In a lot of holiday destinations, you will encounter drivers or travel guides telling you that the place you want to stay in, restaurant you want to try, or store where you need to get something is already closed. Then they will lead you to their contact hotel or shop where they get a good cut or commission. This instances are pretty annoying so you must insist that you want to see the place just to make sure.
Carpet and jewelry deals
The common scenario is a cab driver bringing you to a jewelry or carpet store and you are welcomed by the shop keeper and offered a very good deal that you cannot refused. Take it easy and do not go for such thing since the gems may not be real and the carpets they are selling may not be the one you are looking for. The price will sound like a great deal but you will be bringing home nothing but trash(that is if ever you really bring something home from the store). Jewel and tapestry stores have set prices and they most likely have a small margin for discount, so be suspicious if the deal is too good to be true.
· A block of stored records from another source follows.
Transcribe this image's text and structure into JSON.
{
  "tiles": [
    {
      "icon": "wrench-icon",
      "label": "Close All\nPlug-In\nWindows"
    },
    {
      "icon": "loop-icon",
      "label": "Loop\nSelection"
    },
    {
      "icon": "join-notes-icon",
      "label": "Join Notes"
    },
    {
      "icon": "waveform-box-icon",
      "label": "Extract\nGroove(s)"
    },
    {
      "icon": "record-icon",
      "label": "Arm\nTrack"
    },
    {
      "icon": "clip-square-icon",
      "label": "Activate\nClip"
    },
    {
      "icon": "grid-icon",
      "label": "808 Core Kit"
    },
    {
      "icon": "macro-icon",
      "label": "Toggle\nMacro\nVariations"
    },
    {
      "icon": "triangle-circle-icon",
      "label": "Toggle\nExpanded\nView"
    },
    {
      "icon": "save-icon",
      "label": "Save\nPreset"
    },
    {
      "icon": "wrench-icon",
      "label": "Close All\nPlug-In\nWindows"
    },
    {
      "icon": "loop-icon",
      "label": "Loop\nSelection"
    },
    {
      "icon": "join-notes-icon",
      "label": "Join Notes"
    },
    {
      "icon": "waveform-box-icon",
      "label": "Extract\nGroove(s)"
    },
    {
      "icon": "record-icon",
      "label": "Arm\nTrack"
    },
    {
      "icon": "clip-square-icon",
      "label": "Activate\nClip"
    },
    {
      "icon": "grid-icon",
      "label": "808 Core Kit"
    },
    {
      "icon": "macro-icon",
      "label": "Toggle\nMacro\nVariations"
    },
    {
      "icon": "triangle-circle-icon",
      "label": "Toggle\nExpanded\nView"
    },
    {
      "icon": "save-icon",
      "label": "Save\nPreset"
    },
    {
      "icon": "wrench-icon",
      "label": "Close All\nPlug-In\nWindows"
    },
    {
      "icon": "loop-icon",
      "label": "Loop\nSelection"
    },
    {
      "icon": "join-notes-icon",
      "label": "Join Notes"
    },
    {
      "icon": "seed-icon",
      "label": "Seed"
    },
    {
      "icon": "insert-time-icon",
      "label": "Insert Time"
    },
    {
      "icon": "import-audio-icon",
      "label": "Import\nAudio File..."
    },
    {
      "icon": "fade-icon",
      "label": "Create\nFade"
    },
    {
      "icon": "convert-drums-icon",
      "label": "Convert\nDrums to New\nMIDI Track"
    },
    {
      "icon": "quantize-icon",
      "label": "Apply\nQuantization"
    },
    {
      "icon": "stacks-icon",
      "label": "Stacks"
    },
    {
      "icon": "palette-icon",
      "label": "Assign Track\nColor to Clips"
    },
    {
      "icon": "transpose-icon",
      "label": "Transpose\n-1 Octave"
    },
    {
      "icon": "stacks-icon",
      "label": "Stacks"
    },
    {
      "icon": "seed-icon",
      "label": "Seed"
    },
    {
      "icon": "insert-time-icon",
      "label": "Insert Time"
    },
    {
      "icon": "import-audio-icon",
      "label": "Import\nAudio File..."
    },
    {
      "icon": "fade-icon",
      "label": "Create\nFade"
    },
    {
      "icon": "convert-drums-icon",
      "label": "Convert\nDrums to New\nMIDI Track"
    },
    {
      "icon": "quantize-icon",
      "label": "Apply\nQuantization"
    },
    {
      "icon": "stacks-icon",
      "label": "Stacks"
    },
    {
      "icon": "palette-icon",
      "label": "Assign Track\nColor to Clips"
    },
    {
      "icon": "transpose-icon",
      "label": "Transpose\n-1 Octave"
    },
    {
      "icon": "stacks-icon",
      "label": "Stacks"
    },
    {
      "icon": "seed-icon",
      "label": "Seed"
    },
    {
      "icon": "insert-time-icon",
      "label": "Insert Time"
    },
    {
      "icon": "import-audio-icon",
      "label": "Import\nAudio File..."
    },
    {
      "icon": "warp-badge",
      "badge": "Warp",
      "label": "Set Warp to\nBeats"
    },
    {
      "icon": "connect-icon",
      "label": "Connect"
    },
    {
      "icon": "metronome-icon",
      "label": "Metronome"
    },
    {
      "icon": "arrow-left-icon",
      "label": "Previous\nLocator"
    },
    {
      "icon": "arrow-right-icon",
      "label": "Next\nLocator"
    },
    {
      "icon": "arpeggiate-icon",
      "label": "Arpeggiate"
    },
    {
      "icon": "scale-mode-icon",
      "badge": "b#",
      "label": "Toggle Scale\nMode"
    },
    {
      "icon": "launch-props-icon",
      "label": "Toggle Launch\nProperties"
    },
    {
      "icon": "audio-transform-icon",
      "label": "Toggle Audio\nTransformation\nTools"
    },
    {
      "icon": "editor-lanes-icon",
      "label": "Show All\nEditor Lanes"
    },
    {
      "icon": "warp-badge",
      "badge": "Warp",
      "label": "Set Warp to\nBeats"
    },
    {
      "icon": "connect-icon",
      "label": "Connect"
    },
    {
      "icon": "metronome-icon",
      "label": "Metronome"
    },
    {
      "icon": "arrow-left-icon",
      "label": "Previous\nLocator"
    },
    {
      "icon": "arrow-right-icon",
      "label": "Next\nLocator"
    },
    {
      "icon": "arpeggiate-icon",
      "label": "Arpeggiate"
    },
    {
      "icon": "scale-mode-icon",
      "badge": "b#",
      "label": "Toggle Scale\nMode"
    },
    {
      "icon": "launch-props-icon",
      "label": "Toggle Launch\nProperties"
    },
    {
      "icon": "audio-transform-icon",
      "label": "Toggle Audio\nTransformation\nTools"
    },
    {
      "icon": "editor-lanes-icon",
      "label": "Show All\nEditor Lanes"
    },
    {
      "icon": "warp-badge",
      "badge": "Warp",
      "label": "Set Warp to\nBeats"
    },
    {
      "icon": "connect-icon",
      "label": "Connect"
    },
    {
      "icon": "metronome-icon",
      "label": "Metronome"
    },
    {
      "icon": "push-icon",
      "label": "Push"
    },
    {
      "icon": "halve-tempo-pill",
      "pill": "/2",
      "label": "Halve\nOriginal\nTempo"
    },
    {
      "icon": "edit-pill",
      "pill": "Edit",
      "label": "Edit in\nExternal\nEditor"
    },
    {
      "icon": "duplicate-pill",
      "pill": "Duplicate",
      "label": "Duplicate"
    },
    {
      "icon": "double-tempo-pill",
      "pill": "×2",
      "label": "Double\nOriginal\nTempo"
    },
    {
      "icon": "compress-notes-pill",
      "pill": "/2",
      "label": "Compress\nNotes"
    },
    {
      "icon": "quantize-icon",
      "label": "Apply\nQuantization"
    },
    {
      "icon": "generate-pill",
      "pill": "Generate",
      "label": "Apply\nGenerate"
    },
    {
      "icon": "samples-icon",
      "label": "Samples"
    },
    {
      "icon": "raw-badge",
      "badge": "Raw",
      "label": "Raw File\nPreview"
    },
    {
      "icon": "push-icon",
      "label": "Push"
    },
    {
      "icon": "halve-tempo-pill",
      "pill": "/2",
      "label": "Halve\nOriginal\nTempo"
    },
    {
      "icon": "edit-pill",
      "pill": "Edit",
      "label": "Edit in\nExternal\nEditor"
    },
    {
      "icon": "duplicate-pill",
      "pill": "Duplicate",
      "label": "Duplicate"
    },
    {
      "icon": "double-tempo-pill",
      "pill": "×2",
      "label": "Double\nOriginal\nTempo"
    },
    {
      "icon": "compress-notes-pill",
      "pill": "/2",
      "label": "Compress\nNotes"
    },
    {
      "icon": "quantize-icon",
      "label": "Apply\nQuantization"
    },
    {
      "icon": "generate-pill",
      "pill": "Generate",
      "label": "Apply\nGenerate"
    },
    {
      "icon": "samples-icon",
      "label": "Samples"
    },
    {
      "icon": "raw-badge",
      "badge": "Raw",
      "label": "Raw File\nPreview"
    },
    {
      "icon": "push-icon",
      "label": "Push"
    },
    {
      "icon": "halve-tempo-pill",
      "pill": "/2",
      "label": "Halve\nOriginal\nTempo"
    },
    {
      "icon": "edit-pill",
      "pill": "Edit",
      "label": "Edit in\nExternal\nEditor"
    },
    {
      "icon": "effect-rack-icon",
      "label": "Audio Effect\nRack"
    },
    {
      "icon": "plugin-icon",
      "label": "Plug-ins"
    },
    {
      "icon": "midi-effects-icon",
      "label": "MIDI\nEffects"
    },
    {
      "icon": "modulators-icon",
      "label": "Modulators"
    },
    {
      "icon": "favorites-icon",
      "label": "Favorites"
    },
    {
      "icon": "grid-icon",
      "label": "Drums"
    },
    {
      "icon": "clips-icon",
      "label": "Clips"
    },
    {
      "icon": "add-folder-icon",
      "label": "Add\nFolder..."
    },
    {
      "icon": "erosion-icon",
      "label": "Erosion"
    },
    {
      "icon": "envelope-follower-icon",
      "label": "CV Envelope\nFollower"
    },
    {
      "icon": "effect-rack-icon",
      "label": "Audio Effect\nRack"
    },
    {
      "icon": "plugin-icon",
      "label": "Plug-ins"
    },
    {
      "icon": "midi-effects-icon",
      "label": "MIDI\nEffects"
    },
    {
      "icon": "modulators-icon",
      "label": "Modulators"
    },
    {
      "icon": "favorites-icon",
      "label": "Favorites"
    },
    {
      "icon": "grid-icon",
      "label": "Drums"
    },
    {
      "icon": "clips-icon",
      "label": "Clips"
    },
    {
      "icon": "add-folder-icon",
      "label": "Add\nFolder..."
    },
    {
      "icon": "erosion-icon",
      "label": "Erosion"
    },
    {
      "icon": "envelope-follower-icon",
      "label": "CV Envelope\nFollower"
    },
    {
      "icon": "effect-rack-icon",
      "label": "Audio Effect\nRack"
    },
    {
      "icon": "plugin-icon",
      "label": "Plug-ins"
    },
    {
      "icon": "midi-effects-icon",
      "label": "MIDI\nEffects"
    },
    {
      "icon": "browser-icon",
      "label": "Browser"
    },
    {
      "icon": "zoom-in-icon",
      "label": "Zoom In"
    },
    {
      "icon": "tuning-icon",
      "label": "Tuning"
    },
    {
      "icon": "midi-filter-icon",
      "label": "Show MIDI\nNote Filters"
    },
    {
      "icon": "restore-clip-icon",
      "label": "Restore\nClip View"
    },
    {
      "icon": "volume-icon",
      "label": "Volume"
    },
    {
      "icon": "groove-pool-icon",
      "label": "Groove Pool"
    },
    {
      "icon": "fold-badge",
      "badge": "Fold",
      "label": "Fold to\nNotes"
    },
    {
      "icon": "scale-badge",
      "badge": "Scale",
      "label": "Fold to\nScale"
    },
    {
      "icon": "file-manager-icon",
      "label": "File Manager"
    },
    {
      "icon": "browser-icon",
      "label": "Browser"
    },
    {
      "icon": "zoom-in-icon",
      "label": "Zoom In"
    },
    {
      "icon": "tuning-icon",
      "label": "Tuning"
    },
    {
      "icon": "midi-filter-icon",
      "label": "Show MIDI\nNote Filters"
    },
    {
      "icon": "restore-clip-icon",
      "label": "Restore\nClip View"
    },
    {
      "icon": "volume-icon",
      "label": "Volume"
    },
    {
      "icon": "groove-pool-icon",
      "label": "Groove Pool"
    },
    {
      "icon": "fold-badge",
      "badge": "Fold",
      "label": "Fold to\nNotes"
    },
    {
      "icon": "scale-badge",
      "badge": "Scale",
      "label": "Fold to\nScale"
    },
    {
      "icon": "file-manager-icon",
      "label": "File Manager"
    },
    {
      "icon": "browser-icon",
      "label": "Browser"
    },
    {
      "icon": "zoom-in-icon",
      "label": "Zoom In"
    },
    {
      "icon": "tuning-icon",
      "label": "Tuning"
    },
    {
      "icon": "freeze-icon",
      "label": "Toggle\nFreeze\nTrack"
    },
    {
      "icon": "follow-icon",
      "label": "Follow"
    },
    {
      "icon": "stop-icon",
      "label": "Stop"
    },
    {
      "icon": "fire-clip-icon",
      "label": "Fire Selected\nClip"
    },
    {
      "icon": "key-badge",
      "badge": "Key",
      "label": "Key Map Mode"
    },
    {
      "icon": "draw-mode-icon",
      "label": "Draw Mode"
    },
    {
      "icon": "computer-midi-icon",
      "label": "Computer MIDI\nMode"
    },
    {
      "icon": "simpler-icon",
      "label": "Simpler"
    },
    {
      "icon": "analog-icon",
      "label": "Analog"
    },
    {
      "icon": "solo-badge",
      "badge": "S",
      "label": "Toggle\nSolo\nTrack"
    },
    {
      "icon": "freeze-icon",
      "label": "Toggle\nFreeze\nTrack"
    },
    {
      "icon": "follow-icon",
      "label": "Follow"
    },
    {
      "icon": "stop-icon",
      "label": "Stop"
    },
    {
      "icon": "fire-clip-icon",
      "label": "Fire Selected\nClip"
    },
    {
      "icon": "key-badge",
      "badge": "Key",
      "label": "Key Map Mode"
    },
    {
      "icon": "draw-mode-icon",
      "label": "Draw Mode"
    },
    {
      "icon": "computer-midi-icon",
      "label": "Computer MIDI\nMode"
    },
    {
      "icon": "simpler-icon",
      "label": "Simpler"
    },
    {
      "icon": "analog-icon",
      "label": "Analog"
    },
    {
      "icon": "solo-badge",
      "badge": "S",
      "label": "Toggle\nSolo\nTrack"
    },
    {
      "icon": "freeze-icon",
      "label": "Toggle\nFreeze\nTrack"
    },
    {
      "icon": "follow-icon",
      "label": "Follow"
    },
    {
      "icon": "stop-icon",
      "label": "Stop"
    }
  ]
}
Coffee shop or bar scam
Vulnerable to this scam are guy travelers who are more than willing to meet local girls. You will be approached by a girl and be invited to go to a local coffee shop or bar. You will be talking maybe exchanging contacts (which are not real numbers). Once you ask for the tab, your new found friend will be gone. Not only that, your jaw will dropped with the hefty bill she left you.
Motorbike scams
You might be living off your dream going around a tropical island on a motorbike but things can turn into your worst holiday when your ride breaks down or if you meet a nasty accident. The owner of your rented motorbike will bring you to his trusted mechanic, who in turn will make an over estimate of the cost to repair it. The owner will of course insist that you need to pay for it. You will end up paying for the damages and some upgrades to the rental motorbike.
One way to avoid this is to take pictures of the bike before you take it out of the garage. Take a photo of the bike with the renter so they cannot deny the condition of the ride. It will also be better if you do not rent from companies which are connected with hotels or guest houses.
Another scam you might encounter will involve you parking the bike, and the bike gone when you return to your parking spot. Remember that these bikes will have two keys—one will be issued to you and the other remains with the company. Scammers will “steal” their scooter back and have you pay for it. What can you do if you leave your passport with them and you have a contract.
The best practice will be to get your own lock for the bike so you are assured it will stay in place when you park it. Also bring an old passport with you to avoid being sucked into a motorbike scam.